By Allen David
TUESDAY, NOVEMBER 30
Why can’t local government think outside the box. In one corner we have Wildomar Patients Compassionate Group, an outfit that wants to do nothing more than simply provide high-grade, divinely cultivated medicine to patients who need it. In another corner are those big baddies from City Hall, a place full of meanies and spoil sports who want WPCG to shut its doors for good, and has the nerve to cite Wildomar’s moratorium on dispensaries. And they sure as heck sound like they’re not gonna budge an inch. “We’re going to enforce the city’s ordinance,” declares Wildomar City Manager Frank Oviedo. “There is no other option. We can’t ignore our own laws.” There you go, Frankie—going with that silly orthodox thinking. No other option? Can’t ignore your own laws? Buddy, you’ve got a lot to learn about what government can and can’t get away with. Ease up on the cannabis hating, Frankie.
WEDNESDAY, DECEMBER 1
Stay the eff out of Temecula. And I don’t just mean that to my Muslim brothers and sisters. First, in case you hadn’t heard, Temecula really likes to throw out the welcome mat when it comes to places of worship . . . but only if the place of worship has a big-o Jesus out in front of it. For mosques? Sorry, no love. The folks on the city’s Planning Commission are the lucky few that get to spend five hours listening to more than 80 speakers who cheered or jeered over the prospect of—gasp—that wacky thing called “freedom of religion.” From the sounds of things, the issue brings out all the Tea (Bagging) Party types, Islamaphobes, 9/11 conspirators and Obama birthers (“Mosque Must Be Stopped,” screams one protest sign. “No Sharia Law,” says another) to do some spleen-venting. What—you thought New York City was the only place for douche bag, religious bigots? Thanks, Temecula. The object of hate? On paper, it’s a two-story mosque envisioned for a 4.3-acre site to the city’s northeast. But the reality: Islam. Muslims. In fact, the anti-Allah vitriol and poison sound so bitter, a commissioner has to man up, speak up and lay down the law. “Ignorance of the facts breeds fear, fear breeds hatred,” Commissioner John Telesio say. Hmmmm. Ignorance. Fear. Hatred. Hey, Temecula, are you in the market for a new city motto? “Old Traditions, New Opportunities” just sounds so yesterday.

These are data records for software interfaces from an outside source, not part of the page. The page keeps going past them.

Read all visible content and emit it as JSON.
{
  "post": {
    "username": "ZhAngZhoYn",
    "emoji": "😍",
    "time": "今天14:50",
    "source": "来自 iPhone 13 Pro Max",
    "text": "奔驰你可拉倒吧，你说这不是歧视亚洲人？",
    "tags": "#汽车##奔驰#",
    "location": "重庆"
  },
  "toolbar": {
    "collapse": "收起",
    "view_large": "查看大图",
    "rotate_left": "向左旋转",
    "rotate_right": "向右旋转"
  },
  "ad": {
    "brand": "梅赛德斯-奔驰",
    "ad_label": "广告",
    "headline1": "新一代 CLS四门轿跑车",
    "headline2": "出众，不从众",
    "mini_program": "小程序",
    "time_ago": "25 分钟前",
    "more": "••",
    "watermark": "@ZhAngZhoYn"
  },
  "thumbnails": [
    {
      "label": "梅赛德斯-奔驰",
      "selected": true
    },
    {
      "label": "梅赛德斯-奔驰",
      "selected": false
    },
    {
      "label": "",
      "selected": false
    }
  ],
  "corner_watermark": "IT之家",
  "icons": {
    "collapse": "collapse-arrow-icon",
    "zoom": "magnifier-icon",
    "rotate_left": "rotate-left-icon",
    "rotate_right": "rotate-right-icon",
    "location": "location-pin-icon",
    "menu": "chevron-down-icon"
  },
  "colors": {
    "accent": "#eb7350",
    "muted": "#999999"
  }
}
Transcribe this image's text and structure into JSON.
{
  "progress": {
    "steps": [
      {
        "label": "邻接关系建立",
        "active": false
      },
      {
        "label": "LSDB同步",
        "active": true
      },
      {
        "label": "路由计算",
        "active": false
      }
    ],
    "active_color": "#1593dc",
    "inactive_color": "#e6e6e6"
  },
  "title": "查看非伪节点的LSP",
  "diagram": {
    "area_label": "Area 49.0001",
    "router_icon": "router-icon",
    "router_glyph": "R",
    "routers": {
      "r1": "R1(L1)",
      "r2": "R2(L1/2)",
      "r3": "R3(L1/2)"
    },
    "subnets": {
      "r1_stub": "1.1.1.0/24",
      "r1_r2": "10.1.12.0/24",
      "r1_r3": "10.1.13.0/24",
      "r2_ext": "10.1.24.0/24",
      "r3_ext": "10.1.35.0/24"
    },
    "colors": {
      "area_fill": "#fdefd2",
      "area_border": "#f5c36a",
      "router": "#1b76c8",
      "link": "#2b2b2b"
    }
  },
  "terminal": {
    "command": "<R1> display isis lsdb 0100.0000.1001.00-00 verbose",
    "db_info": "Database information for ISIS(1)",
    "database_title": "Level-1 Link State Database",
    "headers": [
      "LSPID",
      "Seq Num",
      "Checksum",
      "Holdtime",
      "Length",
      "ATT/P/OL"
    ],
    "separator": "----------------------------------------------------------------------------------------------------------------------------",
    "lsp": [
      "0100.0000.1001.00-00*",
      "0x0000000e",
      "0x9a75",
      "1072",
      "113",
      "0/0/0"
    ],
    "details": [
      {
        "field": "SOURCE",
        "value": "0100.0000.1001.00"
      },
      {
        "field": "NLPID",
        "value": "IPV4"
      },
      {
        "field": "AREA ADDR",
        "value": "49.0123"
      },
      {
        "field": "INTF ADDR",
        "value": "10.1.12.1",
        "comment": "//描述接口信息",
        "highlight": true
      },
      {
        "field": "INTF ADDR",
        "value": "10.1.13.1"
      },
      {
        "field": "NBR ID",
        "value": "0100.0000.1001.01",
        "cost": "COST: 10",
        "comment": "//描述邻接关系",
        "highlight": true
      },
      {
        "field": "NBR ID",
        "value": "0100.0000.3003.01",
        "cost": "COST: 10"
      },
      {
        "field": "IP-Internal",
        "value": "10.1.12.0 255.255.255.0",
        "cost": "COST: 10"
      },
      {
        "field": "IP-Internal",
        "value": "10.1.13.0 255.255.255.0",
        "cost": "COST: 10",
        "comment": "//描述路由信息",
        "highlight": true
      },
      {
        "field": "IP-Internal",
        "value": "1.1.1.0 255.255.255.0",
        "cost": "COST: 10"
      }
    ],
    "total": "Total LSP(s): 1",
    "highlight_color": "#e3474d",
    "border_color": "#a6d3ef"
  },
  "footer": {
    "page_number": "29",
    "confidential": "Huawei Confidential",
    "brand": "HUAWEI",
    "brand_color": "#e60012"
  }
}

THURSDAY, DECEMBER 2
Loma Linda Mayor Rhodes “Dusty” Rigsby sure has a funny way of telling folks why his city is so unique. During his State of the Community address, before a group of roughly 200 Chamber of Commerce types, Rigsby points out the highlights: the opening of an $18 million water treatment plant. The establishment of a wildlife habitat along San Timoteo Creek. Improvements to a trail in the South Hills. But the crown jewel is this gem from Rigsby’s lips: “We have the best quality streets in Southern California. You can blindfold yourself and drive in any direction and when you start hearing rumbles coming through your tires, you’ll know that you have exited Loma Linda.” Actually, when you notice folks are actually doing stuff on Saturday, then you know you’ve left Loma Linda.
FRIDAY, DECEMBER 3
Finally. The Lakers, after having to deal with the utter humiliation of four straight losses—a feat not repeated since 2007—finally get back into the swing of things, delivering some (thank god) defeat to the Sacramento Kings. But the Kings’ defense is majorly sucky, so the Purple and Gold Gods don’t have to try too hard to spot up or take it to the hoop. Still…it’s nice to end a Lakers game with a victory. Seriously.
SATURDAY, DECEMBER 4
No Lakers game. Bummed.
SUNDAY, DECEMBER 5
MONDAY, DECEMBER 6
With all the hate spewing out of Temecula, with a white supremacist recently running for a spot on the Rialto school board and with Riverside showing its homeless population a new definition of community policing (it’s called throwing your crap into Fairmount Lake, in case ya didn’t know), it’s nice to note that someone is doing something to bring a voice of reason to our addled region. Someone to bring some—dare I say it?—tolerance and understanding to the community. And that someone is Ashlee Bartman, who just happens to be a 17-year-old senior at Hemet’s Tahquitz High School, who just happens to describe herself as bisexual. The teen girl also just happens to be the founder of the Gay-Straight Alliance chapter on her campus. “We want people to know that it’s OK to be gay, bisexual or be friends with people who are gay,” Bartman says. And she’s not the only one who feels this way. Daniel Solis, the Southern California program manager for the Gay-Straight Alliance Network, echoes the sentiment. “The subject goes from being a taboo subject that isn’t talked about to being one that is discussed. It makes the conversation happen. It brings the issue out of the closet.” Out of the closet? Really, Daniel? Ya couldn’t think of a better, more original phrase? I’m just sayin’…